Barton Fields, 7th December 2019

There were 21 of us for today’s session at Barton Fields, next to the River Thames in Abingdon. The session was led by Sally in conjunction with David Guyoncourt from the Abingdon Naturalists' Society Green Team who manages the site. We unloaded the tools and David took a splinter group of a few of us, including Rosie and Michele, off for some hardcore lopping and sawing to take place along the river bank. A path had to be forged through the undergrowth to get there and they were given their own supplies of refreshments as they wouldn’t be able to make it back to the main base for break time. Otherwise, we made our way to the place we’d be working and were split into two further groups – a small group of loppers and sawers to work next to the Sustrans cycle path where grassy bays are being created in order to attract solitary bees and butterflies. Here it was a question of cutting down and thinning out overhanging branches so the light can get through. The remainder of us t

Dry Sandford Pit, 30th November 2019

Dry Sandford Pit Nature Reserve was the venue for today’s session, led by Sally. We were there to do work for BBOWT, continuing on from our last visit to the site in July. Sixteen of us turned up on a beautiful bright frozen morning with the grass and trees glittering with frost as the sun rose. It was so cold it was nice to imagine that millions of years ago this place had been the bed of a warm, coral-rich sea. The nature reserve was once a quarry and our job for the morning was to carry on clearing the cliff faces of vegetation, in order to expose the strata of limestone and sand, and maintain the many habitats of solitary bees and wasps that nest there. With a mixture of tools, including loppers and slashers for cutting back brambles, and trowels and small mattocks for hacking at the vegetation clinging to the cliff faces, we set to work, building up the habitat piles and soon warming up as the morning wore on. By break time the sun was high in the sky and we drank ou

Winter 2019/2020 programme

Our new programme for Winter 2019/2020 has been published and starts after the session this coming weekend. It will be uploaded to our website soon!

Jarn Heath, Boars Hill, 23rd November 2019

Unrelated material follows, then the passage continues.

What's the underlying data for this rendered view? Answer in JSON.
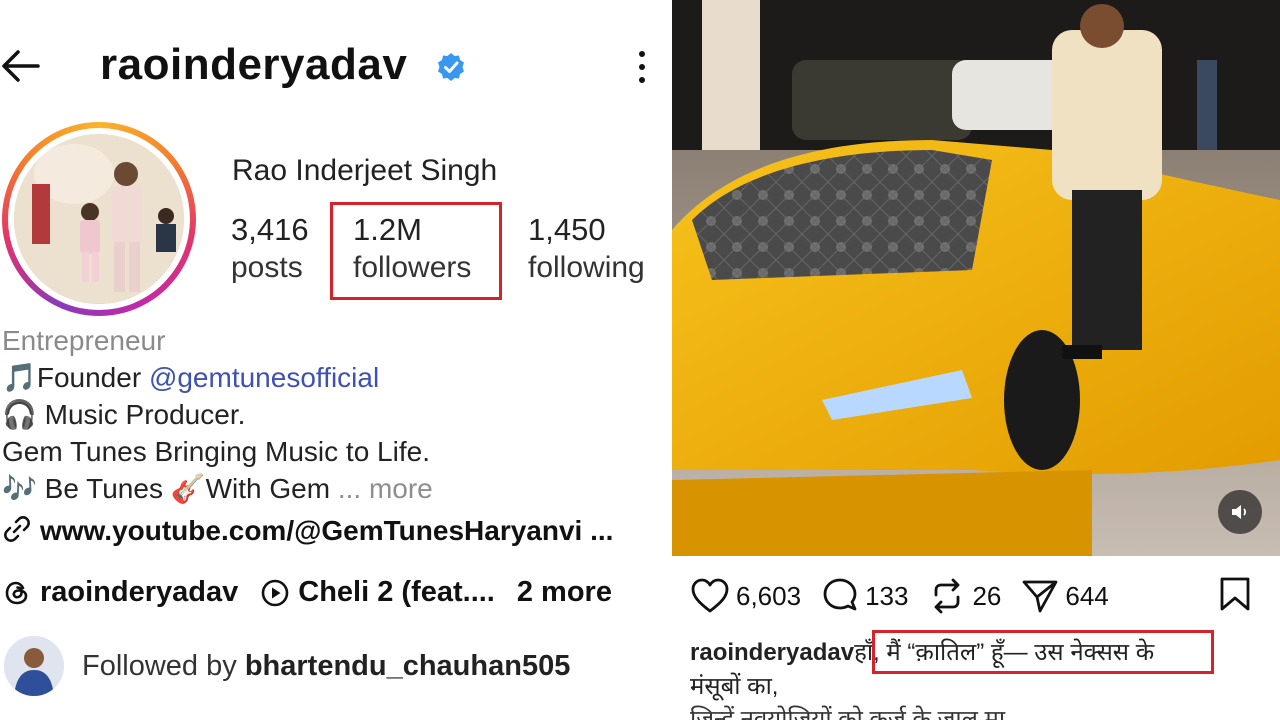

A crowd of 22 green gymmers turned up for today’s session at Jarn Heath on Boars Hill, plus two local residents who decided to join the group. It was a mild, muggy morning. We were led by Margaret, with Lindsay Priddle from OPT and Rod D’Ayala giving instructions. We mainly split into two work parties. The first party were set to laying the hedge along the lane, under the expert guidance of Rod. And the rest of us headed off into the woodland to plant foxgloves, red campion and wood sorrel, which local resident, Camilla, had potted up from her vegetable garden. As the secondary woodland on the heath means it’s quite poor at ground level, these were to be planted ready to give variety and colour when they flower next spring. Otherwise there was also a lot of clearing of dogwood from the woodland floor, as well as clearing up where contractors had been to cut back trees. We set to work and by tea break all the plants had been planted and the hedge was coming along brilliantly.  W